== MATERIAL PROVIDED ==
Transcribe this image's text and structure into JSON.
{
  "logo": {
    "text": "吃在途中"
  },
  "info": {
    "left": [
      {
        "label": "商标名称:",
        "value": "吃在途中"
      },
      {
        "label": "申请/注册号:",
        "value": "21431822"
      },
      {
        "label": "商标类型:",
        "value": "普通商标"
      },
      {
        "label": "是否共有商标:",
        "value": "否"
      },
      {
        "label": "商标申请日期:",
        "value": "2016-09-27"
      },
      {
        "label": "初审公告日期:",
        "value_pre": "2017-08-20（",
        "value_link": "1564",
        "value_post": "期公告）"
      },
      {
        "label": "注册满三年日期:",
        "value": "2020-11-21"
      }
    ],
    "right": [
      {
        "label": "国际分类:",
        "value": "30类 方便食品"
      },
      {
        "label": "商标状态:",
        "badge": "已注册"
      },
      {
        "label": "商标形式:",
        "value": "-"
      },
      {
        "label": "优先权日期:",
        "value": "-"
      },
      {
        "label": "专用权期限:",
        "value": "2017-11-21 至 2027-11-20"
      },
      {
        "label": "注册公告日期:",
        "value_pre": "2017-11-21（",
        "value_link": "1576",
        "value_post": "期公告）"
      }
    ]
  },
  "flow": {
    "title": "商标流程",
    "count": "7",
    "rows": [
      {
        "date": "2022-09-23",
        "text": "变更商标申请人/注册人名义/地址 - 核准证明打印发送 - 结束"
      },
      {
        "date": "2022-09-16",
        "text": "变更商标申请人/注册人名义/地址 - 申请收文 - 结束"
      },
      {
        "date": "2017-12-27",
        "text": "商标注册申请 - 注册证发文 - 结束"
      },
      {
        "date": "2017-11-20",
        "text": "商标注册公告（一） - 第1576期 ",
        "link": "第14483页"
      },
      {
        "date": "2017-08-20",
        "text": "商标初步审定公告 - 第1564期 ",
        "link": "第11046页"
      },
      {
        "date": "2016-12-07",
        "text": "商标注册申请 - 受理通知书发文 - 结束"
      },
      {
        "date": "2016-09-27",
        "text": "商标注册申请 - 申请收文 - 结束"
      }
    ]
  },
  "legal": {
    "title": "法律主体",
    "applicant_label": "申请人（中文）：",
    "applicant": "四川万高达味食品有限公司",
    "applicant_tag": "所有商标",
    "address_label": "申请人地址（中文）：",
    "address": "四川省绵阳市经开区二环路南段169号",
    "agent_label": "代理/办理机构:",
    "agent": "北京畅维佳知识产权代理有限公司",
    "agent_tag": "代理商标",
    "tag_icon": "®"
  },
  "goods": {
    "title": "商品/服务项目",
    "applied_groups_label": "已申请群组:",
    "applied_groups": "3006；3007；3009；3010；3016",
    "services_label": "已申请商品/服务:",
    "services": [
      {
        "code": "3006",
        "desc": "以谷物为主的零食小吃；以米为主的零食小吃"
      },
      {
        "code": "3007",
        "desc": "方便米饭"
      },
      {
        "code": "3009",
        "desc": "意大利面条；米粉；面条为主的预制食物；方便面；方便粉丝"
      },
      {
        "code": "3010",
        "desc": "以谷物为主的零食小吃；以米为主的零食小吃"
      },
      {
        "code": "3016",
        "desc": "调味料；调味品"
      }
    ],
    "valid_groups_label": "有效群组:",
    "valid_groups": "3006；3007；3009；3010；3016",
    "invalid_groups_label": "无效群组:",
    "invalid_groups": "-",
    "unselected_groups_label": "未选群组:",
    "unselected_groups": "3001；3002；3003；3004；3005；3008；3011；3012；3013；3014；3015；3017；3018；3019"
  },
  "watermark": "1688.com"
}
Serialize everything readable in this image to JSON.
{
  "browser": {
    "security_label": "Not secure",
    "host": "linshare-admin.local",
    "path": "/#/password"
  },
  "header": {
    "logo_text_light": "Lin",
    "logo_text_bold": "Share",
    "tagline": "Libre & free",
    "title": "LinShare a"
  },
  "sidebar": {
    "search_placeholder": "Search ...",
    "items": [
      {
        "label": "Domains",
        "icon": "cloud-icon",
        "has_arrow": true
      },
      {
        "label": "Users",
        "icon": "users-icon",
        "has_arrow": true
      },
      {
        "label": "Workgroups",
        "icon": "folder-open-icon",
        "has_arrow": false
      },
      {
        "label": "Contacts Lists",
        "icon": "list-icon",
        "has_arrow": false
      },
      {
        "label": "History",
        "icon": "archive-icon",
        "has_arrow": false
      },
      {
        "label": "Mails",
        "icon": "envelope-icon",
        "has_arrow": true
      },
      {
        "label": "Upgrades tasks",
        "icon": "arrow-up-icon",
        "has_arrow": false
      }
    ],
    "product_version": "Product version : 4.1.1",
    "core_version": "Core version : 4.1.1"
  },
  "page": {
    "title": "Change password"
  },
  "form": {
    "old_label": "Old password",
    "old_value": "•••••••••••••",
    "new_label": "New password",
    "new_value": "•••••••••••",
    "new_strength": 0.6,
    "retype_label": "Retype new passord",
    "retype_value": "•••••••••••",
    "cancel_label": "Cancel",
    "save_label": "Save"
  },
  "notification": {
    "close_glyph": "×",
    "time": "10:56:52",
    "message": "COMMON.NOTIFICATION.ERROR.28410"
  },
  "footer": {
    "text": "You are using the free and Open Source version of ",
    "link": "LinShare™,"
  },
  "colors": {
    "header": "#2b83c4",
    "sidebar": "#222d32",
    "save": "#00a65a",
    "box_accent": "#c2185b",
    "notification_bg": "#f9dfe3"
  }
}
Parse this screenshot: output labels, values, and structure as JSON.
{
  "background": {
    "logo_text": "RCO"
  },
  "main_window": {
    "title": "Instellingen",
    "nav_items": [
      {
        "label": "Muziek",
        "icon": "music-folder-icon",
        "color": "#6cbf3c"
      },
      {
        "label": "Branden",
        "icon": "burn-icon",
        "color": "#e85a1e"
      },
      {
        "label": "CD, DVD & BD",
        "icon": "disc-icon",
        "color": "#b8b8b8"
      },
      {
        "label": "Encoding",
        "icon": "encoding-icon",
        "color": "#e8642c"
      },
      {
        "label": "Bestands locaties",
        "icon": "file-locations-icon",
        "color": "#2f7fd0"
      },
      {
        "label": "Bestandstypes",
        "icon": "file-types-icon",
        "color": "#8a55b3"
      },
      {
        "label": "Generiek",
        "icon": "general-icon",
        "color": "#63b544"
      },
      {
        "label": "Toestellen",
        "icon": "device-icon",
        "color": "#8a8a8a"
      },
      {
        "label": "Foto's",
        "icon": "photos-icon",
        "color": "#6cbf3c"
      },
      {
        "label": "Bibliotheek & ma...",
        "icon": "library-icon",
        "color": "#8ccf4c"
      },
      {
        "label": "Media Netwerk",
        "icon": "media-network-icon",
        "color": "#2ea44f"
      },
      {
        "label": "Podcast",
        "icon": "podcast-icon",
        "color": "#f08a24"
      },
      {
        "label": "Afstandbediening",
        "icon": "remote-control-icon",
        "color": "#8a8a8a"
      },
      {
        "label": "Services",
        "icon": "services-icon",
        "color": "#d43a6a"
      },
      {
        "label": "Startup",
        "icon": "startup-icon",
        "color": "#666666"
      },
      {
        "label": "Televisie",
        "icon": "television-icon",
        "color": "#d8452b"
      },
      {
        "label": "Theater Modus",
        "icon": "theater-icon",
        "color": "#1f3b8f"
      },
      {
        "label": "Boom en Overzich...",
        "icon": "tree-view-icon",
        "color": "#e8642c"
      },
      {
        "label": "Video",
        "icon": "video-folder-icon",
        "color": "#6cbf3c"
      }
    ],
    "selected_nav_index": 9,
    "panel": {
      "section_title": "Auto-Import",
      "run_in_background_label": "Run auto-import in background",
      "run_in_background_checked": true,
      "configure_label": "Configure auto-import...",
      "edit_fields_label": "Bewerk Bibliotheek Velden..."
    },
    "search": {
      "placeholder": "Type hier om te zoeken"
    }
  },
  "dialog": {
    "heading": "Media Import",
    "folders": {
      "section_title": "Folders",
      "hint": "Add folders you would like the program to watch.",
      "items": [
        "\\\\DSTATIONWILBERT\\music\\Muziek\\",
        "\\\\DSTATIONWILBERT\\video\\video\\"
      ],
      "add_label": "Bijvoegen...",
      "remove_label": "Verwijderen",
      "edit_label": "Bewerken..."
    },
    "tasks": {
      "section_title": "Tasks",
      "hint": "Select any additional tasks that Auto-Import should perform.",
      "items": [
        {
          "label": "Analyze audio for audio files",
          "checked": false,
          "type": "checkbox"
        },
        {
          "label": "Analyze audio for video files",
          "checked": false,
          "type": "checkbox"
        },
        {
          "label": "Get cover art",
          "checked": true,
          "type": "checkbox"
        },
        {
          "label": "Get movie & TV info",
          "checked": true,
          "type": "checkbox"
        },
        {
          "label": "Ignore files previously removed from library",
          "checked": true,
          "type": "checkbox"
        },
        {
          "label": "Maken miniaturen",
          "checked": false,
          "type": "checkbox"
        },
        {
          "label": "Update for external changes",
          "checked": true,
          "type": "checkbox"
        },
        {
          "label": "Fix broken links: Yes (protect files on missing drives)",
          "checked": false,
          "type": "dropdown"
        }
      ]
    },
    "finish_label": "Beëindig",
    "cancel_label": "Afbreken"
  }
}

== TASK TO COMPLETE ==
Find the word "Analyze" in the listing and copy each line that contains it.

== WRITTEN ANSWER ==
          "label": "Analyze audio for audio files",
          "label": "Analyze audio for video files",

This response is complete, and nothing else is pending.